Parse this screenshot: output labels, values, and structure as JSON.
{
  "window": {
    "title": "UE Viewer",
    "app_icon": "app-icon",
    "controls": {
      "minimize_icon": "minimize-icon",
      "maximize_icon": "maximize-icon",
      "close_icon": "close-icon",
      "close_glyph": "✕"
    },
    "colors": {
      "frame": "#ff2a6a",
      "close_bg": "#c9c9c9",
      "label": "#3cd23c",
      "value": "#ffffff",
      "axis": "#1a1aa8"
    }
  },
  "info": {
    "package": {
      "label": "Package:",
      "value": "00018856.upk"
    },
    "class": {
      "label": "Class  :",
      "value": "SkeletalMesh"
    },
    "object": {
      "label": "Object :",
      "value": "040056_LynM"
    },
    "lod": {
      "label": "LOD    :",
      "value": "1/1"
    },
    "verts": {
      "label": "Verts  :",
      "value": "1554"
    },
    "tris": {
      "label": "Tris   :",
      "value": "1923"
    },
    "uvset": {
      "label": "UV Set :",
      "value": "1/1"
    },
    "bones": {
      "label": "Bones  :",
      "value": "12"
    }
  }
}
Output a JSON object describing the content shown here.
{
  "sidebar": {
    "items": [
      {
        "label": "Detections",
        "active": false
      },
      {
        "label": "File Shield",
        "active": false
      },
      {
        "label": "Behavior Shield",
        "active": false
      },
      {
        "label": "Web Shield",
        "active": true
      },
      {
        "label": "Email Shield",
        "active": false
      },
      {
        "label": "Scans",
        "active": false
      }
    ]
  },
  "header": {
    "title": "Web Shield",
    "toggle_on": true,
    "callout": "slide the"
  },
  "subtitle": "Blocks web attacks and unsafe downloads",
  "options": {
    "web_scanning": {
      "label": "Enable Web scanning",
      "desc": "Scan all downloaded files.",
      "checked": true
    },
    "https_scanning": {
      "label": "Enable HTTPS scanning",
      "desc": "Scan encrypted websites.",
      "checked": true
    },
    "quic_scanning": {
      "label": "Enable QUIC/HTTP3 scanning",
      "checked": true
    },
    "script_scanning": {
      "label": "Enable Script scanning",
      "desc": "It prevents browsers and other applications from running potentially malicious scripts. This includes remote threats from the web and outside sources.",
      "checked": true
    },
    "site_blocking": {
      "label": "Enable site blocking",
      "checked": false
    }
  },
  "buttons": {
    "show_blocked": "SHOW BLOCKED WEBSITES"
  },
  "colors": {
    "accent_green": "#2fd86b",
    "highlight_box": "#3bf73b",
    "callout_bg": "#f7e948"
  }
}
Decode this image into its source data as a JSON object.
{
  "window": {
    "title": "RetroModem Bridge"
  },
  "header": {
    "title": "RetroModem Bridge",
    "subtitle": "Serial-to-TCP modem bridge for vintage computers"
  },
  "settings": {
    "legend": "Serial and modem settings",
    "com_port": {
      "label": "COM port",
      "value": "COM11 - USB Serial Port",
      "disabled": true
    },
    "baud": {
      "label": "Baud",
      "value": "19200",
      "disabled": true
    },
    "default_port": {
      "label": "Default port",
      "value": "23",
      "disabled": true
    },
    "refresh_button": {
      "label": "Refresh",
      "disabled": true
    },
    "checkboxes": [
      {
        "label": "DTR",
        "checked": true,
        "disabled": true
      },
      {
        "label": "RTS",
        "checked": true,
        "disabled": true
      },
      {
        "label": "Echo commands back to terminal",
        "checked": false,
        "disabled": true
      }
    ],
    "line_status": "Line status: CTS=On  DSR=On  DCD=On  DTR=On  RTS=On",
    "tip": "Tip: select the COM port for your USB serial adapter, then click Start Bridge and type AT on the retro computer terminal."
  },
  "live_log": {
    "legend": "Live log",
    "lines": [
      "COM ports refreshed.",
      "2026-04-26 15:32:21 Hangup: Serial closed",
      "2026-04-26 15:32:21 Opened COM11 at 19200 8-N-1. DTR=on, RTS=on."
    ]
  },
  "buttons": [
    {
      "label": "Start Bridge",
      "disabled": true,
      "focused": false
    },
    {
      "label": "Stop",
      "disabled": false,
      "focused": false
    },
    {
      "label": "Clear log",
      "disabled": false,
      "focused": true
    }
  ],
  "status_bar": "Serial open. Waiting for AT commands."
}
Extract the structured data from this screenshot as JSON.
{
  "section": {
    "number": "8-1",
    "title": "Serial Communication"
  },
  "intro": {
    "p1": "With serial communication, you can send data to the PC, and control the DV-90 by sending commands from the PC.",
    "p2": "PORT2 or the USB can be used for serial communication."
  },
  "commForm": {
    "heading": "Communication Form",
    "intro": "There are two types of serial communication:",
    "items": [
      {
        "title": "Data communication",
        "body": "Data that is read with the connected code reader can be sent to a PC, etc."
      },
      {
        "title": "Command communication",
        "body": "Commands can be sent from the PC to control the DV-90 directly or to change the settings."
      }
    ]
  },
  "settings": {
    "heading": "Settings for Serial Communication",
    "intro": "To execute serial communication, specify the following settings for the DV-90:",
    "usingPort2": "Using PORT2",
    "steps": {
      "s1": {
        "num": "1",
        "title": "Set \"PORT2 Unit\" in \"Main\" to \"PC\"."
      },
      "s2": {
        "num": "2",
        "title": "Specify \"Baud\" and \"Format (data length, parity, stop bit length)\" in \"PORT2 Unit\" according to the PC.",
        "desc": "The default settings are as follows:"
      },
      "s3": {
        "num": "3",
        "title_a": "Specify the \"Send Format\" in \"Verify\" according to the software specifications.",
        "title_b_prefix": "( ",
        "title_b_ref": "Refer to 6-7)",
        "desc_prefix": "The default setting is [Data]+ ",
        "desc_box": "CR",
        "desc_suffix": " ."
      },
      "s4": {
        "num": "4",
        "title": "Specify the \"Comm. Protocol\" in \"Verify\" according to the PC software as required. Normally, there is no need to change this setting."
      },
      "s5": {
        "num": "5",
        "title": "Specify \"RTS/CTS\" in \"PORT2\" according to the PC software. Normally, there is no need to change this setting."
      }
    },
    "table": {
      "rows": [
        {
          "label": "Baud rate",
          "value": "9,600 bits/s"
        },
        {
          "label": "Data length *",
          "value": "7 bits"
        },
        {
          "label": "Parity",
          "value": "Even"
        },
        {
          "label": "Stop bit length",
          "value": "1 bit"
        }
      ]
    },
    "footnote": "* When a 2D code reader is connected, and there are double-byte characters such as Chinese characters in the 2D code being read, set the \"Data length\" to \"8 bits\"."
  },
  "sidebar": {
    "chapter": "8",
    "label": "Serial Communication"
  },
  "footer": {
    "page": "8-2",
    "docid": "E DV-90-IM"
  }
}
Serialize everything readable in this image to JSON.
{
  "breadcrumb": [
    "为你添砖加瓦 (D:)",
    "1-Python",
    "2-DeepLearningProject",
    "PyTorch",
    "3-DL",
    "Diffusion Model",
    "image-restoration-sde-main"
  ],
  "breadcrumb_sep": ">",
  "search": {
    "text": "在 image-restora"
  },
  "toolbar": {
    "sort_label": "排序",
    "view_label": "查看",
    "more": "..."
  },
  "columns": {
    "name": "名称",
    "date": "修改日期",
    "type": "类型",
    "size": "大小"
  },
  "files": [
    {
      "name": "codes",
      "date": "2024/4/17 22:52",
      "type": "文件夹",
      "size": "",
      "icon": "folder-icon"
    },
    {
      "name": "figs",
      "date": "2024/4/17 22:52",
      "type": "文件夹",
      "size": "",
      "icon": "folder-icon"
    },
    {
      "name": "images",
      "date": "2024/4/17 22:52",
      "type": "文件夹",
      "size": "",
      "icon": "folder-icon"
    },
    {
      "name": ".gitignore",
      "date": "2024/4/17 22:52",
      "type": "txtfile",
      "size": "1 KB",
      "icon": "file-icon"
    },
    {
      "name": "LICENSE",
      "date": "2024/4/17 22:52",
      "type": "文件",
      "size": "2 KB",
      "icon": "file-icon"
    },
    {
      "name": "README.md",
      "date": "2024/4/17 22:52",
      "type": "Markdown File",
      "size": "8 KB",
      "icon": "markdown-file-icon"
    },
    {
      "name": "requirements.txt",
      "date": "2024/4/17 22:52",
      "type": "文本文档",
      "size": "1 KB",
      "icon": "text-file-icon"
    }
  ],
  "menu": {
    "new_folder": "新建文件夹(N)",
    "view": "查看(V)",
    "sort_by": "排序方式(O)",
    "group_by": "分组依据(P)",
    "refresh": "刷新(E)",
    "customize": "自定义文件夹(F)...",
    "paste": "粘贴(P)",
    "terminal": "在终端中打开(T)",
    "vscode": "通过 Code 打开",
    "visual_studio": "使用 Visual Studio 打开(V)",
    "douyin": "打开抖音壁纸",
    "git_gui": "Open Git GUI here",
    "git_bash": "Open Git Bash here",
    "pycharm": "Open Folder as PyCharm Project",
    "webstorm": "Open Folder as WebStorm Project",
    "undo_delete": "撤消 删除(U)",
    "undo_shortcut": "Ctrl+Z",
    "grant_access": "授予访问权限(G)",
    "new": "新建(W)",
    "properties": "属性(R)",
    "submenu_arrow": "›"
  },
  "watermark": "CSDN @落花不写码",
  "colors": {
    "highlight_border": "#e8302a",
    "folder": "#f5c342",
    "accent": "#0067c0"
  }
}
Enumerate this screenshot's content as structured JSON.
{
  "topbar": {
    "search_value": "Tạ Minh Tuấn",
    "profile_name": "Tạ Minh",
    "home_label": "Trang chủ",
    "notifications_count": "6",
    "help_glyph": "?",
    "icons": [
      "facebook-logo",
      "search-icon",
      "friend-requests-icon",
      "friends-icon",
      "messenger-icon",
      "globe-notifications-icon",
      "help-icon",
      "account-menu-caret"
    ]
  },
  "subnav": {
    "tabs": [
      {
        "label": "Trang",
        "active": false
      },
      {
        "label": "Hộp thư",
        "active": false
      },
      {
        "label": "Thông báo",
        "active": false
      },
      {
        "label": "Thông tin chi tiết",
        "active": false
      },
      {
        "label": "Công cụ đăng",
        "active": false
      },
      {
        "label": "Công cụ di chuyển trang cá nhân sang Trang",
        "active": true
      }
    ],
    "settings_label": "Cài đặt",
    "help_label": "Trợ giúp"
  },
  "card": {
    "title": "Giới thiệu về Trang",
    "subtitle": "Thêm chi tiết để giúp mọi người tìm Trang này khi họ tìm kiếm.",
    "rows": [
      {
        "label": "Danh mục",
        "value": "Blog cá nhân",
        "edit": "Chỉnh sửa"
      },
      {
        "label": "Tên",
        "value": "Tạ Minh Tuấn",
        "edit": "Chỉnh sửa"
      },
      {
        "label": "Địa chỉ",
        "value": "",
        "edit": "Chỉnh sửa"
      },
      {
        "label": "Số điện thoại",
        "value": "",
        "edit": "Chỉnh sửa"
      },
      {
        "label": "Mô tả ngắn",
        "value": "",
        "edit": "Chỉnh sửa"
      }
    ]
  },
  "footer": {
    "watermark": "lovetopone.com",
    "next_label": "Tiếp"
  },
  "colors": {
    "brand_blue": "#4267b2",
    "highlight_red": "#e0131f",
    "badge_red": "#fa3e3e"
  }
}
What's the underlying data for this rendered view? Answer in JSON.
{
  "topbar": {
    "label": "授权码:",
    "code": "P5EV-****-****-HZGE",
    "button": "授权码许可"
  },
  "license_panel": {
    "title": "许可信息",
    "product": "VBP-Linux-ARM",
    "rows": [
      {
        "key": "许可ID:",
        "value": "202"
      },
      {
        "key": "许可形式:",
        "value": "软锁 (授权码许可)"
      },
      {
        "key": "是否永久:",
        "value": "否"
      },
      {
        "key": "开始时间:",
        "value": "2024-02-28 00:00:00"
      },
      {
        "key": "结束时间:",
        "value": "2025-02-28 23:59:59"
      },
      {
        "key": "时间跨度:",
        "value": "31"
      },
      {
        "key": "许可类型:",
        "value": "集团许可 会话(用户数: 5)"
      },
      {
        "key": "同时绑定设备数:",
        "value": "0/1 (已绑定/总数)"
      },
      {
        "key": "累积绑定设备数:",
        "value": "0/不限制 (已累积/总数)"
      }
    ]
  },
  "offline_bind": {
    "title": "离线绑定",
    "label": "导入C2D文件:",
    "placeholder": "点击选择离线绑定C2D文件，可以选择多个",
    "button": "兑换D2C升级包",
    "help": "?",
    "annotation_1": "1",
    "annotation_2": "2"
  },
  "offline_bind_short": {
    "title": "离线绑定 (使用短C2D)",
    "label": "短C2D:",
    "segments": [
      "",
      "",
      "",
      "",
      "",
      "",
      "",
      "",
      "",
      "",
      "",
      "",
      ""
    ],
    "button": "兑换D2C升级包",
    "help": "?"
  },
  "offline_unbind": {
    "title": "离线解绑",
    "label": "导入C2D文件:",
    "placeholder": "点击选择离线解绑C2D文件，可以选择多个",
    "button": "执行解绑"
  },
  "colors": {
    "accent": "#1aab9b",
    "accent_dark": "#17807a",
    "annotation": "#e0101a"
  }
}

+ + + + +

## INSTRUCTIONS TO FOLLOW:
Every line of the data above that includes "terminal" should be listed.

## COMPLETED TASK:
        "label": "Echo commands back to terminal",
    "tip": "Tip: select the COM port for your USB serial adapter, then click Start Bridge and type AT on the retro computer terminal."
    "terminal": "在终端中打开(T)",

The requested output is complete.